** Material for this exercise follows **

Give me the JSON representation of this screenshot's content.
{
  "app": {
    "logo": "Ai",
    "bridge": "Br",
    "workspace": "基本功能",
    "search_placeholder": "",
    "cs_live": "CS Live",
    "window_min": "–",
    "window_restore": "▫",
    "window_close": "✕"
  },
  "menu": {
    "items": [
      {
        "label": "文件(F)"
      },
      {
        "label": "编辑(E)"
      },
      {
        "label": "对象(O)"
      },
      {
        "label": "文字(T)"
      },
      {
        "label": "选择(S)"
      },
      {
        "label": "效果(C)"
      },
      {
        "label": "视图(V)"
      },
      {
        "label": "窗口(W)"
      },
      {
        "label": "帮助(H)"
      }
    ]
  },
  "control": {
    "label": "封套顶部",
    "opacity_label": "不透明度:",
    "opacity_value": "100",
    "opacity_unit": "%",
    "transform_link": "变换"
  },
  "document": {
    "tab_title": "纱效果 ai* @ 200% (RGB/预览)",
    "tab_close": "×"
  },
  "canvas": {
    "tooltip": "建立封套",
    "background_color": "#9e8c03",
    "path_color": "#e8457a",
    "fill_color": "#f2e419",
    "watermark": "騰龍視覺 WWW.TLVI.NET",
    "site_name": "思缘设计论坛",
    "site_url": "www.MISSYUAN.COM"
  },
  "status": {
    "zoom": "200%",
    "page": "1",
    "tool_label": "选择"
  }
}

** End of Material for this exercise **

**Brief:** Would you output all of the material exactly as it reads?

**Response:**
Give me the JSON representation of this screenshot's content.
{
  "app": {
    "logo": "Ai",
    "bridge": "Br",
    "workspace": "基本功能",
    "search_placeholder": "",
    "cs_live": "CS Live",
    "window_min": "–",
    "window_restore": "▫",
    "window_close": "✕"
  },
  "menu": {
    "items": [
      {
        "label": "文件(F)"
      },
      {
        "label": "编辑(E)"
      },
      {
        "label": "对象(O)"
      },
      {
        "label": "文字(T)"
      },
      {
        "label": "选择(S)"
      },
      {
        "label": "效果(C)"
      },
      {
        "label": "视图(V)"
      },
      {
        "label": "窗口(W)"
      },
      {
        "label": "帮助(H)"
      }
    ]
  },
  "control": {
    "label": "封套顶部",
    "opacity_label": "不透明度:",
    "opacity_value": "100",
    "opacity_unit": "%",
    "transform_link": "变换"
  },
  "document": {
    "tab_title": "纱效果 ai* @ 200% (RGB/预览)",
    "tab_close": "×"
  },
  "canvas": {
    "tooltip": "建立封套",
    "background_color": "#9e8c03",
    "path_color": "#e8457a",
    "fill_color": "#f2e419",
    "watermark": "騰龍視覺 WWW.TLVI.NET",
    "site_name": "思缘设计论坛",
    "site_url": "www.MISSYUAN.COM"
  },
  "status": {
    "zoom": "200%",
    "page": "1",
    "tool_label": "选择"
  }
}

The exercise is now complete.